Conflicts of Interest: The reported observation was made during the conduct of a clinical study on bariatric surgery patients. The authors received support from CareFusion who provided the respirator (Avea) and esophageal pressure probes.

Name: Christian Zöllner, MD.

Contribution: This author helped design and conduct the study and prepare the manuscript.

Attestation: Christian Zöllner approved the final manuscript and attests to the integrity of the original data and the analysis reported in this manuscript.

Conflicts of Interest: The reported observation was made during the conduct of a clinical study on bariatric surgery patients. The authors received support from CareFusion who provided the respirator (Avea) and esophageal pressure probes.

This manuscript was handled by: Steven L. Shafer, MD.

REFERENCES
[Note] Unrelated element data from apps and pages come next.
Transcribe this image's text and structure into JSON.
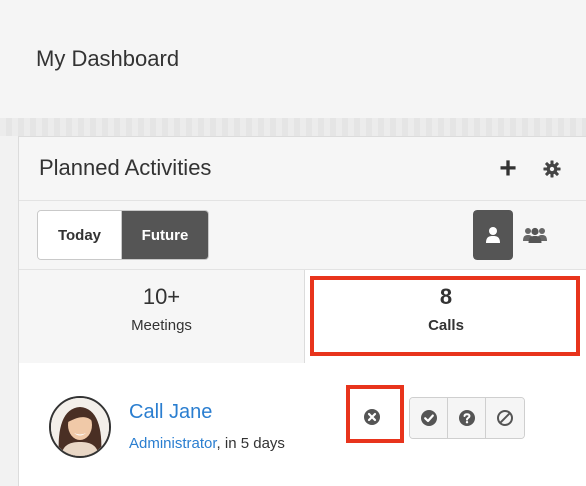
{
  "page": {
    "title": "My Dashboard"
  },
  "dashlet": {
    "title": "Planned Activities",
    "filters": {
      "today_label": "Today",
      "future_label": "Future",
      "selected": "Future"
    },
    "view_selected": "user"
  },
  "tabs": [
    {
      "count": "10+",
      "label": "Meetings"
    },
    {
      "count": "8",
      "label": "Calls"
    }
  ],
  "item": {
    "title": "Call Jane",
    "assigned": "Administrator",
    "when": ", in 5 days"
  },
  "colors": {
    "link": "#2a7ed0",
    "highlight": "#e8341c",
    "active": "#555555"
  },
  "icons": [
    "plus-icon",
    "gear-icon",
    "user-icon",
    "group-icon",
    "close-circle-icon",
    "check-circle-icon",
    "question-circle-icon",
    "ban-icon"
  ]
}
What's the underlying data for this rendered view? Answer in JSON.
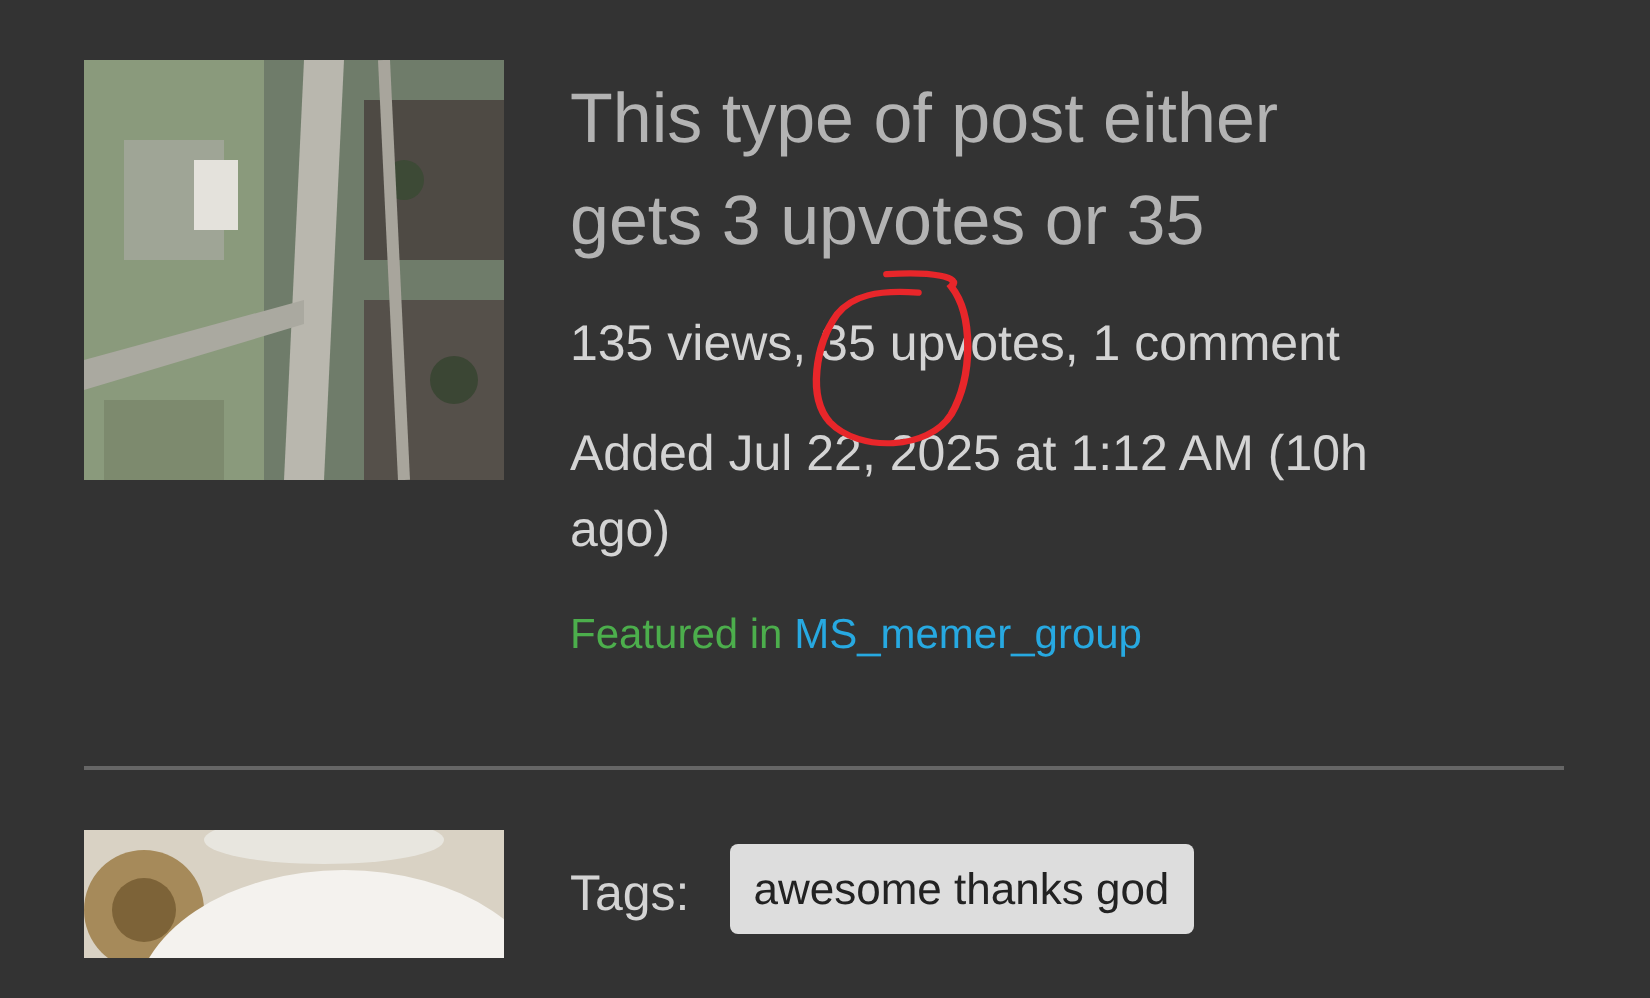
{
  "post": {
    "title": "This type of post either gets 3 upvotes or 35",
    "stats": "135 views, 35 upvotes, 1 comment",
    "added": "Added Jul 22, 2025 at 1:12 AM (10h ago)",
    "featured": {
      "label": "Featured in",
      "group": "MS_memer_group"
    }
  },
  "next_post": {
    "tags_label": "Tags:",
    "tags": [
      "awesome thanks god"
    ]
  }
}
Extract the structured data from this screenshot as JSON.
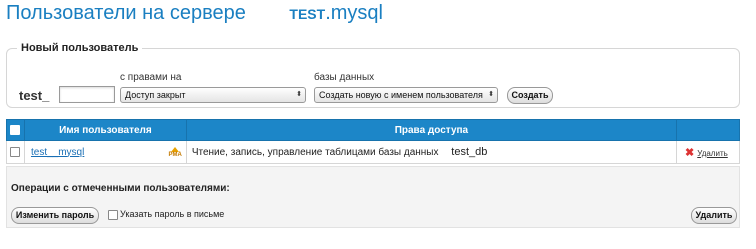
{
  "title": {
    "text": "Пользователи на сервере",
    "server_name": "test",
    "server_suffix": ".mysql"
  },
  "new_user": {
    "legend": "Новый пользователь",
    "prefix": "test_",
    "username_value": "",
    "rights_label": "с правами на",
    "rights_select": "Доступ закрыт",
    "db_label": "базы данных",
    "db_select": "Создать новую с именем пользователя",
    "create_button": "Создать"
  },
  "table": {
    "headers": [
      "Имя пользователя",
      "Права доступа"
    ],
    "rows": [
      {
        "username": "test__mysql",
        "rights": "Чтение, запись, управление таблицами базы данных",
        "database": "test_db",
        "delete_label": "Удалить",
        "pma_label": "PMA"
      }
    ]
  },
  "operations": {
    "title": "Операции с отмеченными пользователями:",
    "change_password_button": "Изменить пароль",
    "email_password_label": "Указать пароль в письме",
    "delete_button": "Удалить"
  },
  "colors": {
    "accent": "#1c86c8",
    "title": "#1a7fc1",
    "link": "#1a6fb5",
    "delete_x": "#dd3333"
  }
}
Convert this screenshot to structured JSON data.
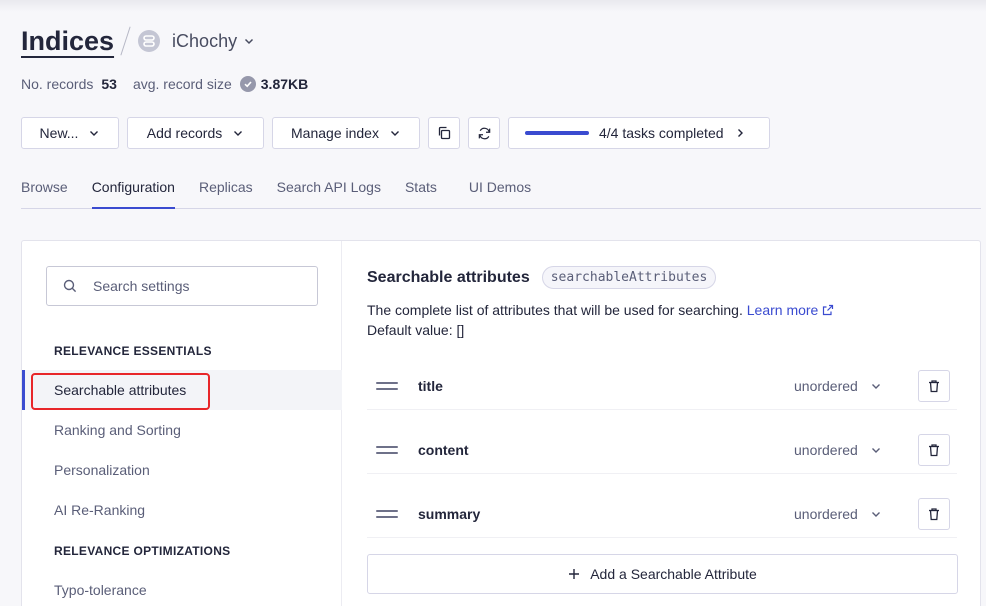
{
  "header": {
    "title": "Indices",
    "app_name": "iChochy"
  },
  "stats": {
    "records_label": "No. records",
    "records_value": "53",
    "avg_label": "avg. record size",
    "avg_value": "3.87KB"
  },
  "toolbar": {
    "new_label": "New...",
    "add_records_label": "Add records",
    "manage_index_label": "Manage index",
    "tasks_label": "4/4 tasks completed",
    "tasks_progress": 1.0
  },
  "tabs": [
    "Browse",
    "Configuration",
    "Replicas",
    "Search API Logs",
    "Stats",
    "UI Demos"
  ],
  "active_tab": "Configuration",
  "sidebar": {
    "search_placeholder": "Search settings",
    "section1": "RELEVANCE ESSENTIALS",
    "items1": [
      "Searchable attributes",
      "Ranking and Sorting",
      "Personalization",
      "AI Re-Ranking"
    ],
    "section2": "RELEVANCE OPTIMIZATIONS",
    "items2": [
      "Typo-tolerance"
    ]
  },
  "content": {
    "title": "Searchable attributes",
    "code": "searchableAttributes",
    "description": "The complete list of attributes that will be used for searching.",
    "learn_more": "Learn more",
    "default_value": "Default value: []",
    "attributes": [
      {
        "name": "title",
        "order": "unordered"
      },
      {
        "name": "content",
        "order": "unordered"
      },
      {
        "name": "summary",
        "order": "unordered"
      }
    ],
    "add_label": "Add a Searchable Attribute"
  },
  "colors": {
    "accent": "#3a4bd0",
    "highlight": "#e8262a"
  }
}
1. Talmor D, Sarge T, Malhotra A, O’Donnell CR, Ritz R, Lisbon A, Novack V, Loring SH. Mechanical ventilation guided by esophageal pressure in acute lung injury. N Engl J Med. 2008;359:2095–104
2. Grasso S, Terragni P, Birocco A, Urbino R, Del Sorbo L, Filippini C, Mascia L, Pesenti A, Zangrillo A, Gattinoni L, Ranieri VM. ECMO criteria for influenza A (H1N1)-associated ARDS: role of transpulmonary pressure. Intensive Care Med. 2012;38:395–403
3. Gattinoni L, Carlesso E, Brazzi L, Caironi P. Positive end-expiratory pressure. Curr Opin Crit Care. 2010;16:39–44
4. Soroksky A, Esquinas A. Goal-directed mechanical ventilation: are we aiming at the right goals? A proposal for an alternative approach aiming at optimal lung compliance, guided by esophageal pressure in acute respiratory failure. Crit Care Res Pract. 2012;2012:597932
© 2013 International Anesthesia Research Society